*TASK GOAL*:
Show all lines from the data that include the word "description".

(Data records)
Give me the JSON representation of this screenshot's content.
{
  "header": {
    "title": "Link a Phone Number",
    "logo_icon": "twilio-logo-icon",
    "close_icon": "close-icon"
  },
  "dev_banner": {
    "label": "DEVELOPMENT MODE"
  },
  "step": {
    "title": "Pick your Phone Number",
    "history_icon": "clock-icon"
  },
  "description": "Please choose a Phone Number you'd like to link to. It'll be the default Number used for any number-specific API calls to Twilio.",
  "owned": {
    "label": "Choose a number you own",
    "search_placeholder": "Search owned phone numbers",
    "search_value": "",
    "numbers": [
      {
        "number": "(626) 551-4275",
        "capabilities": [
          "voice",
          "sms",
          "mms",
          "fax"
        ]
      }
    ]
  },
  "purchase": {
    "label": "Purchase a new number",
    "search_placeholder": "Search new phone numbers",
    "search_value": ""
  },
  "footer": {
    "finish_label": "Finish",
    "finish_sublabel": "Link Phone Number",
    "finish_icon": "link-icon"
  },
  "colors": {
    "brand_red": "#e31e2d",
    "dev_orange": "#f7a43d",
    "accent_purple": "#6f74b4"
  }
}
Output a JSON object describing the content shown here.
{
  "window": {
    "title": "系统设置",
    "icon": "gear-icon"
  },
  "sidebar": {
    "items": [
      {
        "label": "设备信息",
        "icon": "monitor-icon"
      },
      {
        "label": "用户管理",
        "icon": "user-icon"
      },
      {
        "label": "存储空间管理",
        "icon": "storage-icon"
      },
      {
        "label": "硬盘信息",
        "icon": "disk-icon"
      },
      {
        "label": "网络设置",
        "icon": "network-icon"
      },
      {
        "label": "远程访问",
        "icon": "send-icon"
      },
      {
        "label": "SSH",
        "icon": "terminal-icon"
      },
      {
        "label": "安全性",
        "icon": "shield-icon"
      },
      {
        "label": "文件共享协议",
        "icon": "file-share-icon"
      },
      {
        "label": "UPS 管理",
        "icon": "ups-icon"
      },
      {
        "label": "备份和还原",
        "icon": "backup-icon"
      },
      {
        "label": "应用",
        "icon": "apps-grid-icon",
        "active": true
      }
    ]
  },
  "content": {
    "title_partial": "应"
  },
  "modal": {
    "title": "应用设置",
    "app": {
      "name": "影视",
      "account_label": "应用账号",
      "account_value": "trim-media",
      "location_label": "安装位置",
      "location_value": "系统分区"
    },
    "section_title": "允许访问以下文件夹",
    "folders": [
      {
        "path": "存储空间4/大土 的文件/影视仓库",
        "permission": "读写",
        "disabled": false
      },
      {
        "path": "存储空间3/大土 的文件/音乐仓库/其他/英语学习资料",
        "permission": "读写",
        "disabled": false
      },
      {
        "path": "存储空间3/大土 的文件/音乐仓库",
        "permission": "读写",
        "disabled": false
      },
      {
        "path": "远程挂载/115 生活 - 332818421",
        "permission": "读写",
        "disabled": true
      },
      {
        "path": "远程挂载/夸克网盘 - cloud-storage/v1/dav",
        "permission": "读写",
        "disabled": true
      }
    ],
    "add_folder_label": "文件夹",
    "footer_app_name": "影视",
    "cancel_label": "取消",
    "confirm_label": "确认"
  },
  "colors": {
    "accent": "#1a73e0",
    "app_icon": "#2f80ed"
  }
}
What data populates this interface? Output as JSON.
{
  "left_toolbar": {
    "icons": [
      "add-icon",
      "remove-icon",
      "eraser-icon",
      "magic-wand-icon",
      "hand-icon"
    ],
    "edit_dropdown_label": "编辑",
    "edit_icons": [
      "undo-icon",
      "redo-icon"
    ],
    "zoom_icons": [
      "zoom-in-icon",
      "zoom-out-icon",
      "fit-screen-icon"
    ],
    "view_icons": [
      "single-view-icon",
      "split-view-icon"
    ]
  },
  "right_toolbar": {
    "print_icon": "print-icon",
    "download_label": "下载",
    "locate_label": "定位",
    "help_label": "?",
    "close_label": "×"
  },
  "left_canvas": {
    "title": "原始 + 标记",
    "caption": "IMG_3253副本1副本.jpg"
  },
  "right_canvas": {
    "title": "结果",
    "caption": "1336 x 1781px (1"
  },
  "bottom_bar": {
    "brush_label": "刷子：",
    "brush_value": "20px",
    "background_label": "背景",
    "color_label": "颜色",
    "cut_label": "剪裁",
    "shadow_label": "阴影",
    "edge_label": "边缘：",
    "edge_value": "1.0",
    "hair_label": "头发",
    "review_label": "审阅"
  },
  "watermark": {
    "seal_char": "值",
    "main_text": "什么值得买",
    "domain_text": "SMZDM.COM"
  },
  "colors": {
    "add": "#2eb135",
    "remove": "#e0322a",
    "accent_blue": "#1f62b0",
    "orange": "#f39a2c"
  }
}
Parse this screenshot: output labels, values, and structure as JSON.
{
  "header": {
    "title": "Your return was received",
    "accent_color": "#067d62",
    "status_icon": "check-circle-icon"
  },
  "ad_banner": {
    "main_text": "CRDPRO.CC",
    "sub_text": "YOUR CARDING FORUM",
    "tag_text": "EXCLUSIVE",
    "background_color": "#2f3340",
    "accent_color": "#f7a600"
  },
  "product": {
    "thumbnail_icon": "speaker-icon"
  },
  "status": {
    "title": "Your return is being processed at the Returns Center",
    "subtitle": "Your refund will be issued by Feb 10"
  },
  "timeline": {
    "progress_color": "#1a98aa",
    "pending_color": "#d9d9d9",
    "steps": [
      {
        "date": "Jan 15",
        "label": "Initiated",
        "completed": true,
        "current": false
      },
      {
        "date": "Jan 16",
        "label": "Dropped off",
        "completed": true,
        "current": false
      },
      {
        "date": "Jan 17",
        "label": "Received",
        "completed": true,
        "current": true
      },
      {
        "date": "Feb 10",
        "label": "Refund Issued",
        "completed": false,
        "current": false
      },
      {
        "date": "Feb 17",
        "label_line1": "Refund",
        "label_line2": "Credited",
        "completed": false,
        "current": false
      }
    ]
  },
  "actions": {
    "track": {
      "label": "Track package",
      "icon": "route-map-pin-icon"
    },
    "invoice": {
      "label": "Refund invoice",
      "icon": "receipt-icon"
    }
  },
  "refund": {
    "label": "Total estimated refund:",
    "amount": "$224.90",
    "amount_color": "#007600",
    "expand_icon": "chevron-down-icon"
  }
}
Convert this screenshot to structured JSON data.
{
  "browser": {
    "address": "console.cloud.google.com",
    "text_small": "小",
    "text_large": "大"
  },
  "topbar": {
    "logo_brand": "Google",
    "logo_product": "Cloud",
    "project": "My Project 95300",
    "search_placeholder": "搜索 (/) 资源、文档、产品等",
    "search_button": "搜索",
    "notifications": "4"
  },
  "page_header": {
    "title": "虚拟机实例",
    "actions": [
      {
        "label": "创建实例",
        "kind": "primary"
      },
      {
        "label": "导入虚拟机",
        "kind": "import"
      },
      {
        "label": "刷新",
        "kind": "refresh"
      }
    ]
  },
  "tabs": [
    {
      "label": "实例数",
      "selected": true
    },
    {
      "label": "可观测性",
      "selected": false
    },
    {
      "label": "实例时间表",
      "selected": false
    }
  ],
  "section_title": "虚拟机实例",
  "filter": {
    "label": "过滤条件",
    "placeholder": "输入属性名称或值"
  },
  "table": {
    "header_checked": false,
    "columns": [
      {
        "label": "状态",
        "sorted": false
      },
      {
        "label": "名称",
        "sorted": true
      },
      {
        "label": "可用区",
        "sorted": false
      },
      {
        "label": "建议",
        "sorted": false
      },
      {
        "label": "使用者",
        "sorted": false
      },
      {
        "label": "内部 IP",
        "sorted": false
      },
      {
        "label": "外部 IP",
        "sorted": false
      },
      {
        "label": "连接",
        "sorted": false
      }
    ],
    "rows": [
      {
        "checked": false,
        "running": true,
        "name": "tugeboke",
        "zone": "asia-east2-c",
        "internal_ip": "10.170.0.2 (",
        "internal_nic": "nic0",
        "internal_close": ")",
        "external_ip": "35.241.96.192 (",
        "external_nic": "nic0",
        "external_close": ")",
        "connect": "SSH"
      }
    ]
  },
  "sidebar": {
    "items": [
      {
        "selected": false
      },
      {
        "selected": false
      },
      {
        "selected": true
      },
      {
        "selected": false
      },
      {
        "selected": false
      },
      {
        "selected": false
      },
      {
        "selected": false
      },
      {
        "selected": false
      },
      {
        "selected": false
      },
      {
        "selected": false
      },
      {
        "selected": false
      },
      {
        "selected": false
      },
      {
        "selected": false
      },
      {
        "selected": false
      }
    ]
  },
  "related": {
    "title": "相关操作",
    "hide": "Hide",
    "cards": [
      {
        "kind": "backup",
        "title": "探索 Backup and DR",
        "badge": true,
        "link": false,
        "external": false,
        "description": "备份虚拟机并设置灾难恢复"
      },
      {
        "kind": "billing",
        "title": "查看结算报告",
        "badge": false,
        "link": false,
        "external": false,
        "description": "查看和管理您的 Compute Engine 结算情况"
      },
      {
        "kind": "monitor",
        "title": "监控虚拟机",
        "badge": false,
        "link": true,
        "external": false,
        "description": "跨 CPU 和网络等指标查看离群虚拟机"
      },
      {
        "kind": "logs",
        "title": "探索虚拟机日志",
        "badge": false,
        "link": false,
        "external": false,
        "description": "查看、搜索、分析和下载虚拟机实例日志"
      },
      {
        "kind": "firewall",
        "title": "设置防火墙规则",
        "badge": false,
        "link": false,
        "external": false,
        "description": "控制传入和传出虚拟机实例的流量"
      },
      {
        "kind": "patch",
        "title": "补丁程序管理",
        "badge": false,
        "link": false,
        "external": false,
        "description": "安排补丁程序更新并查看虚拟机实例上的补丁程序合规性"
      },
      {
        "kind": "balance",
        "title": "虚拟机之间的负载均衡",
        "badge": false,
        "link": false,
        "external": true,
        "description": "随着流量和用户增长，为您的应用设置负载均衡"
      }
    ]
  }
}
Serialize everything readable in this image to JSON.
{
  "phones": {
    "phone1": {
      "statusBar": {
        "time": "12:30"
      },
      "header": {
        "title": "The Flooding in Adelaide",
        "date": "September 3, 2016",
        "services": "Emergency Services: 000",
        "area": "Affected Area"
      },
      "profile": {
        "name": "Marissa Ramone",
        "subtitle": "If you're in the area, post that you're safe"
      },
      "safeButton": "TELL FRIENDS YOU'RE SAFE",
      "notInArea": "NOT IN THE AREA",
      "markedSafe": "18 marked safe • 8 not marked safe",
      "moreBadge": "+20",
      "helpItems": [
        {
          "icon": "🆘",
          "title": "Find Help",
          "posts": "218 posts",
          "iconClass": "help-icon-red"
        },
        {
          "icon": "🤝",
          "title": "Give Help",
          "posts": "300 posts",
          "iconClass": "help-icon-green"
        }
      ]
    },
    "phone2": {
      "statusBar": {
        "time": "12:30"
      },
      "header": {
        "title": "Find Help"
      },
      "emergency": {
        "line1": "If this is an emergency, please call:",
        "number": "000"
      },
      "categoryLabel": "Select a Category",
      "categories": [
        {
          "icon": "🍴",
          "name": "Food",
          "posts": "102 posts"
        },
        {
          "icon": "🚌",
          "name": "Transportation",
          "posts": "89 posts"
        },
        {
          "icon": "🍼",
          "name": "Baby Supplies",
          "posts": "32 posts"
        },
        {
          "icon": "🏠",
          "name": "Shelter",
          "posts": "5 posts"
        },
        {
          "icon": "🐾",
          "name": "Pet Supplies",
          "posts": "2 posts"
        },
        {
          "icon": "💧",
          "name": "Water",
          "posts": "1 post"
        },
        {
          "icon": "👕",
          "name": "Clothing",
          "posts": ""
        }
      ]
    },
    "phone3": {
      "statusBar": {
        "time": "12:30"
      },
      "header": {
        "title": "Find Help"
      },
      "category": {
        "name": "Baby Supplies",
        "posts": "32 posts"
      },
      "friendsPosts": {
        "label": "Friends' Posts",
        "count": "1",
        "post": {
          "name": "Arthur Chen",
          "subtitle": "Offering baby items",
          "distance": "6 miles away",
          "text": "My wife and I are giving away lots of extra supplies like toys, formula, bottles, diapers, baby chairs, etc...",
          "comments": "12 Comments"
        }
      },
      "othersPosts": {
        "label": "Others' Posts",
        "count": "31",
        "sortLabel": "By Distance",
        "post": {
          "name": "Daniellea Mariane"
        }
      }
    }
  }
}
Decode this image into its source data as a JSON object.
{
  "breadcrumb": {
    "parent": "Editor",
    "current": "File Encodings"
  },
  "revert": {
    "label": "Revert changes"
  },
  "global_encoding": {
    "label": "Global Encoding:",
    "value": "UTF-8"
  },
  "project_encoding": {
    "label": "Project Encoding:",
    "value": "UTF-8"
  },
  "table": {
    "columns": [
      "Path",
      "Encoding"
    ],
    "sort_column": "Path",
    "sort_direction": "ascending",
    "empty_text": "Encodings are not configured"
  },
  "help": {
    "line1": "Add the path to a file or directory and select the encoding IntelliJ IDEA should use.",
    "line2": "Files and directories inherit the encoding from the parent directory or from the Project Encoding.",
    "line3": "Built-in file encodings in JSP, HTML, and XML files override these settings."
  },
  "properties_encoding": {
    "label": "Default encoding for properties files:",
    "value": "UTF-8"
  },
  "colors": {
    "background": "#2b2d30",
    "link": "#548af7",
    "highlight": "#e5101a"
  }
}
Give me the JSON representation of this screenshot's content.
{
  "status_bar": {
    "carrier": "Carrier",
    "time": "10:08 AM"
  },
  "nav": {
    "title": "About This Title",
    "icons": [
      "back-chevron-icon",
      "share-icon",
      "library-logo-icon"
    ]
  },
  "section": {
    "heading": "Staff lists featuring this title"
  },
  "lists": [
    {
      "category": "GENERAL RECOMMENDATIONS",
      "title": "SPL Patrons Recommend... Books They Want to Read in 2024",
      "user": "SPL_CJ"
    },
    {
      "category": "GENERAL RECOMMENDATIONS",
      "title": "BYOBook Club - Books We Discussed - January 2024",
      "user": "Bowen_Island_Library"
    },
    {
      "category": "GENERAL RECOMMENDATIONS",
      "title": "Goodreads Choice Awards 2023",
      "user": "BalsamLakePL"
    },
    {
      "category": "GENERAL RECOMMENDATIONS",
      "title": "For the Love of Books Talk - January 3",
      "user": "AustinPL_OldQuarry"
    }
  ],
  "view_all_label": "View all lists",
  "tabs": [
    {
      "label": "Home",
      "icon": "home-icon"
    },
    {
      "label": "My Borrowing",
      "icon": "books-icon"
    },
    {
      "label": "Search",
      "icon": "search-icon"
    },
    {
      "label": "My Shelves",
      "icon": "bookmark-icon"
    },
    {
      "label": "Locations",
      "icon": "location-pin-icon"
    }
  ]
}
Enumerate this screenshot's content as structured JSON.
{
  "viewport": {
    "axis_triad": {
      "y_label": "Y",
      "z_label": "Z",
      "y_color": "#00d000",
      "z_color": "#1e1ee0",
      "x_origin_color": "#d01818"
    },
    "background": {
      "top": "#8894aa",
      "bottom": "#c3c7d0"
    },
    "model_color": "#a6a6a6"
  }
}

*SOLUTION TO THIS PROBLEM*:
  "description": "Please choose a Phone Number you'd like to link to. It'll be the default Number used for any number-specific API calls to Twilio.",
        "description": "备份虚拟机并设置灾难恢复"
        "description": "查看和管理您的 Compute Engine 结算情况"
        "description": "跨 CPU 和网络等指标查看离群虚拟机"
        "description": "查看、搜索、分析和下载虚拟机实例日志"
        "description": "控制传入和传出虚拟机实例的流量"
        "description": "安排补丁程序更新并查看虚拟机实例上的补丁程序合规性"
        "description": "随着流量和用户增长，为您的应用设置负载均衡"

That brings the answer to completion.